Start of The input

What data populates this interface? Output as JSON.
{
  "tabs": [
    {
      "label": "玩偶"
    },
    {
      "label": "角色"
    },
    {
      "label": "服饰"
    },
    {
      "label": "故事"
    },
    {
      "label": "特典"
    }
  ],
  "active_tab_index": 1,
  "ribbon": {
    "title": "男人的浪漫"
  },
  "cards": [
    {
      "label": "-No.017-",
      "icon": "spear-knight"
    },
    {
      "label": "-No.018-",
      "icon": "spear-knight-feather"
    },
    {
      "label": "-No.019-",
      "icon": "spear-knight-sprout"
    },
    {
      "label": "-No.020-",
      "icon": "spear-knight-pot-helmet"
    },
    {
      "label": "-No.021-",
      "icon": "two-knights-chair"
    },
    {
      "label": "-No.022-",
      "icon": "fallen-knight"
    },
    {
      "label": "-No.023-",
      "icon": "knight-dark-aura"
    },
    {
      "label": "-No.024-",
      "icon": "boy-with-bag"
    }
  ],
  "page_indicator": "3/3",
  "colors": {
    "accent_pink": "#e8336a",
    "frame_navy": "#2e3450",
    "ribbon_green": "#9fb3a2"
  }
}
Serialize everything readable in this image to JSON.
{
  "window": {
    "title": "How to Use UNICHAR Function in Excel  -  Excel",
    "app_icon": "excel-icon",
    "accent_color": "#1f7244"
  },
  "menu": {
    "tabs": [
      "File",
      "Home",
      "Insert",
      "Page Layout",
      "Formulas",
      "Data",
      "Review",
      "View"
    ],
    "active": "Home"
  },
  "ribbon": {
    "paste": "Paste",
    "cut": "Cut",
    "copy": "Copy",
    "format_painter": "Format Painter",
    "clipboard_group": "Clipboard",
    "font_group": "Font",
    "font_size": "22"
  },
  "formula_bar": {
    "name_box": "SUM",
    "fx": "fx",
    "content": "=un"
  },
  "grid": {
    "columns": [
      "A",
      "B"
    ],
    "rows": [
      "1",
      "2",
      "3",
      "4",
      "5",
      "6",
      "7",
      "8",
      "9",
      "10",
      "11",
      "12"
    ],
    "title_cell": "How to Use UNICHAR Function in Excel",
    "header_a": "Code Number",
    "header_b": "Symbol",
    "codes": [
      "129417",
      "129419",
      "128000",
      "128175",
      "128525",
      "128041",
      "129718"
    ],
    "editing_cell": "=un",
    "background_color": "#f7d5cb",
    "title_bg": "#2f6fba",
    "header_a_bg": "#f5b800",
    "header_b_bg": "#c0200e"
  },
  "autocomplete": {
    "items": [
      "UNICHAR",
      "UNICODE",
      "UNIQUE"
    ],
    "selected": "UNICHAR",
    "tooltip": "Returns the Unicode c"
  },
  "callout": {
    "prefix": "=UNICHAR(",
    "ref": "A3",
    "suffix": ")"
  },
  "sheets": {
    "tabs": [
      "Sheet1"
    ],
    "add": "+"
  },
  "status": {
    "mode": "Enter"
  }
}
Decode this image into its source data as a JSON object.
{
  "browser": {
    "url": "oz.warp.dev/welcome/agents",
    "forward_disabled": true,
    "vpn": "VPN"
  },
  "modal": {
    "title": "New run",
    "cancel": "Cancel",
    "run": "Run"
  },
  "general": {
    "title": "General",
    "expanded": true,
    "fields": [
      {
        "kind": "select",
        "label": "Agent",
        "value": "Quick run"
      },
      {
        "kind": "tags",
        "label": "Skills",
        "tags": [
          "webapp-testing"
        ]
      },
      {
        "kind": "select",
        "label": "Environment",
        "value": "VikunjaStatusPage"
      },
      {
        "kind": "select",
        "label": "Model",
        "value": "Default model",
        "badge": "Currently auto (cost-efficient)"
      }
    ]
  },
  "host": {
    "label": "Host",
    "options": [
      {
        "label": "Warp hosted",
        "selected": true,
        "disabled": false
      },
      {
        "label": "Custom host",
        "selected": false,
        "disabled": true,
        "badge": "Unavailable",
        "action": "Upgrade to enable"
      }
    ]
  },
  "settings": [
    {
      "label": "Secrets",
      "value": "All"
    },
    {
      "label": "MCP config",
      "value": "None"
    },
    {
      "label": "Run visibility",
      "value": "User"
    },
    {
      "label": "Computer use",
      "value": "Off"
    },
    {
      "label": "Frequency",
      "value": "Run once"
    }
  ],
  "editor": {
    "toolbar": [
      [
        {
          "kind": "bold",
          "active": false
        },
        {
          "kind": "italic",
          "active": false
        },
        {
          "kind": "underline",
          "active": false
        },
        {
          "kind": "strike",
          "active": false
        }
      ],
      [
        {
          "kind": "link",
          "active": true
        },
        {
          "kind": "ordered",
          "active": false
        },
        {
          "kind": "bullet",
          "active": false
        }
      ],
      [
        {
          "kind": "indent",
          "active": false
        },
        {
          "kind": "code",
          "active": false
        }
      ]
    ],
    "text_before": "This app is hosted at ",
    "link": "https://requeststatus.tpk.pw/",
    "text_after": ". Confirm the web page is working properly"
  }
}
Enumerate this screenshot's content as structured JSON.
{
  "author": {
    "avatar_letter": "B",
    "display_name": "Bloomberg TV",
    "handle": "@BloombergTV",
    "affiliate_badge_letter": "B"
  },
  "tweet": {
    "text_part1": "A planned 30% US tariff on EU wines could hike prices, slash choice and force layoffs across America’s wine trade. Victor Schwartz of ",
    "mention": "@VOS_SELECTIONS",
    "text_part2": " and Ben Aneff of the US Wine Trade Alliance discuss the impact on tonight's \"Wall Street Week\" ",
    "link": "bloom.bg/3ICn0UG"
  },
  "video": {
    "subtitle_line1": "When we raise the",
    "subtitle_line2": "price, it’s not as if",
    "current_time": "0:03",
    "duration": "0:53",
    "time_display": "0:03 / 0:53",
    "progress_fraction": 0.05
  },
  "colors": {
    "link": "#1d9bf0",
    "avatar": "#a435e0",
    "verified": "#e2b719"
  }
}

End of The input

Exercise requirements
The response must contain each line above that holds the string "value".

Written answer
        "value": "Quick run"
        "value": "VikunjaStatusPage"
        "value": "Default model",
      "value": "All"
      "value": "None"
      "value": "User"
      "value": "Off"
      "value": "Run once"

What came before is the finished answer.